AB 2188 serves as an amendment to the state’s anti-discrimination law, the California Fair Employment and Housing Act, and would make it unlawful for an employer to discriminate against a person in hiring, termination, or any term or condition of employment, or otherwise penalizing a person, for either (i) the use of cannabis off the job and away from the workplace, or (ii) taking an employer-required drug screening test that detects non-psychoactive cannabis metabolites in an employee’s urine, hair, blood, urine, or other bodily fluids.
Notwithstanding the prohibitions contained in AB 2188, the law still permits employers to restrict on the job marijuana use and maintain drug-free workplaces. Indeed, the bill specifically allows employers to prohibit employees from possessing, being impaired by or using marijuana while on the job and to make employment decisions based on “pre-employment drug screening conducted through methods that do not screen for non-psychoactive cannabis metabolites.” Moreover, the bill states that nothing in its language “affects the rights or obligations of an employer to maintain a drug- and alcohol-free workplace” or “any other rights or obligations of an employer specified by federal law or regulation.”

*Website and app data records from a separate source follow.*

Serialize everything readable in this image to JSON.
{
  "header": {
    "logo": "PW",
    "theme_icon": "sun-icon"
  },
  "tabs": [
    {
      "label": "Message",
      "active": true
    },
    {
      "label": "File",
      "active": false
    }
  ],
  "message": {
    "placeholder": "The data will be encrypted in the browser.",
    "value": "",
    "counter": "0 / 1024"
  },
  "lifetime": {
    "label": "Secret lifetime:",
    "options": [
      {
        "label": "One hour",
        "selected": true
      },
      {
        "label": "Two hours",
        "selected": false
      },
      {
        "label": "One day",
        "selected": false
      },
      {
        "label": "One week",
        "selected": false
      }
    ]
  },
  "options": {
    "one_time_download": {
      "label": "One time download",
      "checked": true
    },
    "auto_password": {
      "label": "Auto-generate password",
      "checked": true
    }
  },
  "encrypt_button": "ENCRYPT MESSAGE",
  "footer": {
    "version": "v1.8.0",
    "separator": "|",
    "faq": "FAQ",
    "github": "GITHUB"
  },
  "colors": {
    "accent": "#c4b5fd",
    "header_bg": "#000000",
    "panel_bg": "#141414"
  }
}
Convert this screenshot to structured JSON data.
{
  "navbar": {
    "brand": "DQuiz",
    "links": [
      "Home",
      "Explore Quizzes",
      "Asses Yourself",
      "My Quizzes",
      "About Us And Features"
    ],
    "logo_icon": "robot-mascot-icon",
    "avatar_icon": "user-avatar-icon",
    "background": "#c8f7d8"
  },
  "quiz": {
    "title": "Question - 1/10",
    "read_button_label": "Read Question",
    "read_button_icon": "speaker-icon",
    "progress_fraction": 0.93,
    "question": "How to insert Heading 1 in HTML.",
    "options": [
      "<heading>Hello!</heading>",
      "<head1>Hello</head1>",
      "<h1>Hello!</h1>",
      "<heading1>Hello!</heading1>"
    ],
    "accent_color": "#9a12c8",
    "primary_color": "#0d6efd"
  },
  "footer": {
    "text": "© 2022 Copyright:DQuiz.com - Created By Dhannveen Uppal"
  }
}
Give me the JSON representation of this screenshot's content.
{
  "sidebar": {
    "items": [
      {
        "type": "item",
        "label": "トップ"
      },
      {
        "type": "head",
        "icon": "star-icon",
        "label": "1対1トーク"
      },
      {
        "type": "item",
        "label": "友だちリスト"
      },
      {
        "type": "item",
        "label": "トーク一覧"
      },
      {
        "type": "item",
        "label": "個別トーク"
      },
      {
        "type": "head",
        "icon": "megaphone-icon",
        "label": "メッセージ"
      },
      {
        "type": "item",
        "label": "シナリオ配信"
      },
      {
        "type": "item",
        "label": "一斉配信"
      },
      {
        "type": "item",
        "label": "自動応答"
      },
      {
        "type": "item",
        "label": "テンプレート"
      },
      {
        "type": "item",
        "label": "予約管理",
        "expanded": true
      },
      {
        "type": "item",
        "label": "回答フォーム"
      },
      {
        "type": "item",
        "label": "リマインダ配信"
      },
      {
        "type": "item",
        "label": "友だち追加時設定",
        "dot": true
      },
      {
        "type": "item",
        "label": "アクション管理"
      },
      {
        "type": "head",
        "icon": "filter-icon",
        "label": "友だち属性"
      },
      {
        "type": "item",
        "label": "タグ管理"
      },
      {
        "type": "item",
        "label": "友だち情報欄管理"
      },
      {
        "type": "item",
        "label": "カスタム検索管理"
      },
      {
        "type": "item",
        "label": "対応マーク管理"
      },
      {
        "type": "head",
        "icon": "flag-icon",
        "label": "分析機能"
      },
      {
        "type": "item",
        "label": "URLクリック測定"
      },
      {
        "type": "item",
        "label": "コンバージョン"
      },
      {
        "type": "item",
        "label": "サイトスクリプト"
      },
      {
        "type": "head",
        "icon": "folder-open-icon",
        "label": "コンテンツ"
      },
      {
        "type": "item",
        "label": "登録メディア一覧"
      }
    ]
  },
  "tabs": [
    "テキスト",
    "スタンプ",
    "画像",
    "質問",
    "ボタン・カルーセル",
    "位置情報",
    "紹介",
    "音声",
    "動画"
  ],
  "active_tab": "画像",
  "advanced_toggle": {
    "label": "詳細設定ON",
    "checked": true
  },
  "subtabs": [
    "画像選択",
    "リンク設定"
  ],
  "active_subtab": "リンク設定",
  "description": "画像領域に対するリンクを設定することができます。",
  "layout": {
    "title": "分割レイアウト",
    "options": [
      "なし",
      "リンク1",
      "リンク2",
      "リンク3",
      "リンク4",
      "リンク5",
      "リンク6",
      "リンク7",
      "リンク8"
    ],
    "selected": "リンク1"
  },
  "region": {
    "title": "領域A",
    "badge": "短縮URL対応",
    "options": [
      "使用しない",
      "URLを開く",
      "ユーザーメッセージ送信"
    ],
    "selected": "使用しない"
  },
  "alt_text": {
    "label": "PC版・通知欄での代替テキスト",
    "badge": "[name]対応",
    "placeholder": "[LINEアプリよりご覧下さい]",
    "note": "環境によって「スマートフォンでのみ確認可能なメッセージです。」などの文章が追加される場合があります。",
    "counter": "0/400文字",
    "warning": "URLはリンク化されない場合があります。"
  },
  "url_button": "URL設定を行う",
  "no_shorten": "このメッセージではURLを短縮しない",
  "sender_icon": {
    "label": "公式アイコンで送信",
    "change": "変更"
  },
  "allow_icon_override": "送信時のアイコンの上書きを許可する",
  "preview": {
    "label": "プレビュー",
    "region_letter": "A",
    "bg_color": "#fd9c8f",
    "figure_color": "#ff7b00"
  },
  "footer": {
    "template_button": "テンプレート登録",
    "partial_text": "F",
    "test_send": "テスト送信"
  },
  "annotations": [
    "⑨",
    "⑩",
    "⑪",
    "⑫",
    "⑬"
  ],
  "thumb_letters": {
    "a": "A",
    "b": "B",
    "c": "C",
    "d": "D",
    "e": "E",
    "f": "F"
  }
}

Additionally, the bill includes carve-outs for employees in the building and construction trades, and will not apply to applicants or employees hired for positions that require a federal government background investigation or security clearance. The bill also does not pre-empt other laws requiring applicants or employees to be tested for controlled substances, including laws relating to the receipt of federal funding or entering into federal contracts.
If AB 2188 is signed by Governor Newsome, California would become the latest state with legalized marijuana to implement statutory protections for workers that would prohibit discrimination on the basis of off-the-clock recreational use. That said, there would inevitably be questions related to the tension arising from the bill’s prohibitions on discrimination and the provisions allowing employers to enforce drug-free workplace policies, including pre-employment drug-screenings that do not test for non-psychoactive cannabis metabolites. Governor Newsom has until the end of September to sign or veto the bill. Accordingly, California employers are encouraged to work with their employment counsel at Foley to review and update drug-free workplace and testing policies to ensure compliance with the bill, should it become law.